In sum, you've got sound bouncing off the floor and ceiling, high frequencies that only serve a relatively small section of the audience effectively, and a sound that decreases in volume rapidly towards the back of the venue. So, what's the solution?
In the late 1950s, a very clever man called Henry Olson discovered that placing several drivers one on top of the other had a remarkable effect on their combined sound. In short, arraying drivers in a column meant that sound shot in a very tight beam vertically, but a very broad beam horizontally — essentially in a cylindrical shape, rather than a sphere. In the context of our gig room, this means sound being spread evenly from left to right (ie. towards the audience), while avoiding the floor and ceiling and, therefore, those unwelcome reflections.
So far so good, but there was one other effect that would prove particularly useful in a concert setting: the fact that columns project in a cylindrical pattern meant that the inverse-square law no longer applied, meaning that the drop in sound level experienced when you moved away from one of these columns was greatly reduced.

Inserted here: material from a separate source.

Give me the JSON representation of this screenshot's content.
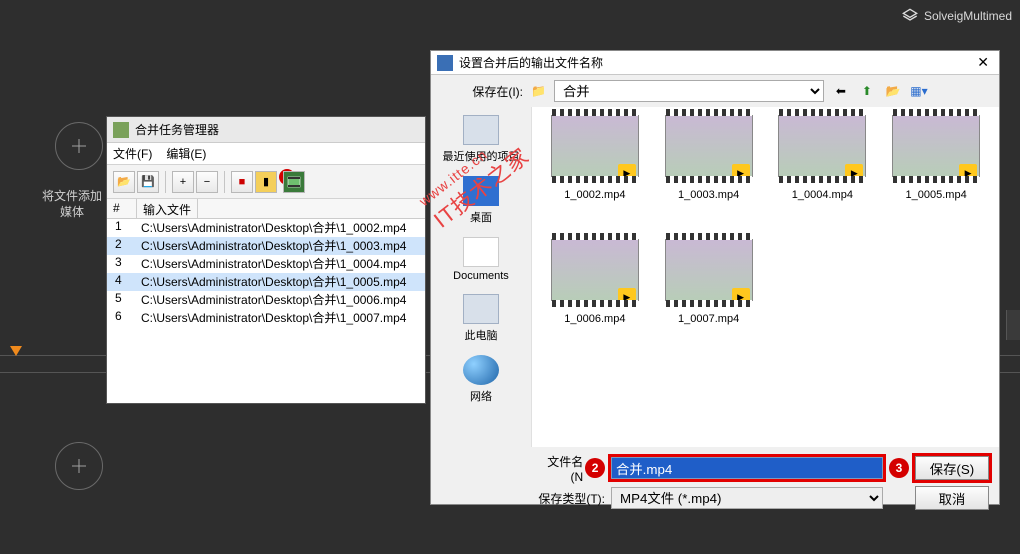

For many years now, this type of speaker arrangement has seen regular use at festivals and stadium concerts (where you'll typically see long 'strings' of cabinets hung vertically on either side of the stage), as well as in churches, where the reverb inherent in such large, cavernous spaces can easily render 'normal' PA systems completely unintelligible. And now this technology is finally within reach of small-scale PA operators and gigging bands! .